Anyone can be addicted to the use of drugs or alcohol no matter the profession they are in. Unattended addiction cases among doctors and nurses may have a profound impact not only to them but also to their patients. Compared to most other industries, medical industry has a higher addiction rate. There could be several reasons why professionals within the medical fraternity are turning to drugs or alcohol but the reasons are no different from many other working professionals who are facing an addiction. Some might take drugs to cope up with long-hour shifts or night shifts, some to escape from occupational stress, and some for other reasons.
Oxycodone and Fentanyl are the most abused drugs by over 100,000 medical practitioners and this is according to the UK Today newspaper.
The attribute that makes addiction among doctors and nurses unique is their access to the drugs.
The percentage of professionals within the medical fraternity suffering from addictions can possibly be high. However, this group also has an exceptional rate of recovery when they decide to get the treatment needed.
It is not easy to identify alcohol or drug dependency in medical professionals because of their ability to behave more or less normally. This implies that they will conveniently satisfy their addiction for a long time, manage their profession and family, without anybody realizing they are addicts.
Please give us a call now on 0800 246 1509, if you are an addicted medical practitioner who seeks recovery.
Some of the factors that show a medical practitioner is addicted include:
Physicians and nurses have specific area of duty that makes them more prone addictive drugs unlike employees of other fields. One common reason that has been noticed among medical professionals is the temptation to use substance such as oxycodone and fentanyl because of the easy access they have to these powerful substances. Some can be attributed to their understanding of the effects of specific drugs and how they think it would help them with any current predicaments.
Doctors are expected to make choices of victimized patients in order to facilitate their recovery, coupled with their unplanned extended work period. Instances of regrettable and depressing situations where they may blame themselves fully or partially about it also contributes to their substance abuse.
It's common for physicians who are addicted to make mistakes while working, or abandon patient's treatment, unlike the other healthy physicians. They can end up prescribing the wrong medicine or miss important work that may compromise the life of a patient.
They are putting their health at risk and even exposing the patients to greater risks. These cravings are easily curbed during the early stage of the illness, although it's always difficult for doctors to admit they are under drug dependence. This can result in paying attention to vital symptoms in patients, reducing the rate of errors and mistakes during the job.
Doctors and nurses are working in a profession that is highly regarded and respected. However, they are certainly not immune to addictions. The good news is, doctor and nurses have treatment scheme specially meant for their recovery.

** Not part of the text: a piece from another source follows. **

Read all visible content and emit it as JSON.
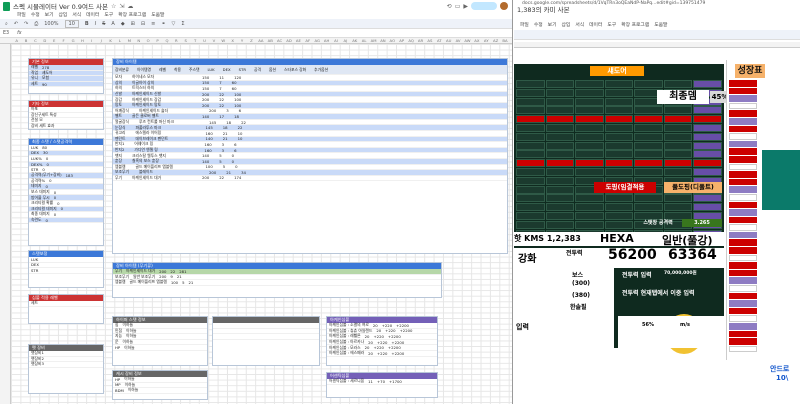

You can still keep your job as you continue treatment for your addiction and this is a program that is working on some states in the UK. These programs have been developed to provide the help and guidance needed by medical professionals through their recovery and to provide methods that can help to avoid the triggers after they are back within their workplace.
Aspects That Are Addressed By Addiction Treatment For Medical Professionals Will Include:
Medical professionals can definitely remain optimistic of their recovery because they are contributing to a higher average among addicts within the subject of maintaining sobriety after treatment. They can always get the help in recovery even from their fellow staff members and this aids in their quick recovery. They provide a more personalized and well-targeted care to address the very reason of the abuse thereby effectively guiding the patient.